TAMPA, Fla. -- Most players say they want to stay with their current employer.
Freddy Sanchez not only believes it with a palpable passion, but also has the unusual ability to make it happen unilaterally.
The Pirates' second baseman has a contract clause for a vesting option that triggers a guaranteed $8 million salary in 2010 if he makes 635 plate appearances in the coming season, or if he makes 600 plate appearances and is invited to the All-Star Game. The team can exercise that option, too, if it chooses.
"Yeah, I know, and I am aware of it," Sanchez said before going 2 for 3 with a double and a sacrifice fly in the 9-8 loss to the New York Yankees yesterday at George M. Steinbrenner Field. "But, honestly, that's not how I'm thinking about this. Not at all."
What Sanchez seeks, as he makes plenty clear, is to remain in Pittsburgh for the foreseeable future because of his view that the Pirates are on the verge of winning.
"I definitely feel like I could be part of this. I want to be part of this," Sanchez said. "With the atmosphere here now, the level of instruction ... I want to be here. I want to be one of the players who was on that team that turned the Pirates around. To play with all these kids ... I still feel young enough to fit in."
And that clause?
"That's just a matter of staying healthy and playing the way I know I can play. Obviously, it's in my mind to an extent. It's going to dictate where I'm going to be. But I really don't want it to be a factor. I think, if we all go out and play the way we can, myself included, everything will take care of itself."
Sanchez, 31, is coming off a down-then-up 2008 in which he needed a .346 second half -- fourth-best in the National League after the All-Star break -- just to end up at .271. His nagging right shoulder bugged him all summer, and his defense suffered at times.
He is batting .279 this spring, with a home run and eight RBIs, but those modest totals are no match for how he sees himself.
"I just feel great," Sanchez said. "It's so good to be able to come to the ballpark healthy, and I can't say enough about how I feel this team is coming together."
His actions speak louder, anyway.
Start with Pedro Alvarez.
Sanchez was as skeptical as most on the major league roster about the Pirates' $6.355 million first-round draft pick, but he quickly was impressed to the extent that he embraced the role of mentor.
"We talked a lot while he was here, and you could just tell he was absorbing everything," Sanchez said. "This kid is going to be a superstar, and I mean that off the field, too."
From there, Sanchez looked around and saw other youngsters, from Andrew McCutchen to Neil Walker to Andy LaRoche to Brandon Moss, and began envisioning how they might eventually look on the diamond.
"Look at our middle," he said, referring to himself, shortstop Jack Wilson, catcher Ryan Doumit and center fielder Nate McLouth. "Now, look at these young players and how they could fit in right around us. Imagine that. It would be just unbelievable."

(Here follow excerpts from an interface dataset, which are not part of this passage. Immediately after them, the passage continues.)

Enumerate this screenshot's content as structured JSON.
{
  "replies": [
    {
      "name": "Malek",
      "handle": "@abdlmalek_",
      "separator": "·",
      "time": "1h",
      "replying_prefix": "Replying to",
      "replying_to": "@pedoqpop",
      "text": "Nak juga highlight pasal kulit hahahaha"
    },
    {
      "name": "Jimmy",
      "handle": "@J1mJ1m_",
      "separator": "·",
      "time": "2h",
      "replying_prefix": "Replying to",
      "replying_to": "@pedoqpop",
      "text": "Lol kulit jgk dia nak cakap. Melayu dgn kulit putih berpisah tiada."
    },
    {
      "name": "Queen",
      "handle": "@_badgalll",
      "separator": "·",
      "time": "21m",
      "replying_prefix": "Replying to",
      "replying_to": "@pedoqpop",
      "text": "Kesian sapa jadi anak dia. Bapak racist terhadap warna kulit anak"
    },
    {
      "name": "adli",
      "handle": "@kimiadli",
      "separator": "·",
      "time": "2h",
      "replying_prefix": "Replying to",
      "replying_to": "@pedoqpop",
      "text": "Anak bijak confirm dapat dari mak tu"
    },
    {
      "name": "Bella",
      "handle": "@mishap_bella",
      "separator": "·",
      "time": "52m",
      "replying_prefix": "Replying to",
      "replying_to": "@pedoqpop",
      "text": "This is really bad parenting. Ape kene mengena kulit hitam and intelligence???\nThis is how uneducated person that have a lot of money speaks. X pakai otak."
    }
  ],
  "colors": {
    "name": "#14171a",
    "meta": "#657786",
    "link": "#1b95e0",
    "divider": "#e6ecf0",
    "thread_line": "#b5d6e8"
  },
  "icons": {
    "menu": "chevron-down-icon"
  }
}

So, Sanchez shared this with Wilson, his close friend, late last week, going so far as to urge Wilson -- whose contract can expire after this season -- to approach management about an extension. Wilson did precisely that by mid-week, with the Pirates responding agreeably.
"Why not?" Sanchez asked. "Why couldn't it be me and Jack up the middle?"
And if Wilson were not around?
The memory remains fresh for all involved that the Pirates aggressively shopped Wilson for a trade this offseason, only to be dissatisfied by the baseball returns offered.
"If Jack's not here, obviously, that would be tough, just like it was when J-Bay and X were gone," Sanchez said, referring to Jason Bay and Xavier Nady, each traded last July. "But I still want to be here."
Wilson's view on Sanchez's future?
"That's up to Freddy and the organization, if they see him in their plans," Wilson said. "All I know is that Freddy's really open to staying here."
"That's the goal for me, to be a part of this," Sanchez said. "I've been part of the losing. I want to be part of the winning."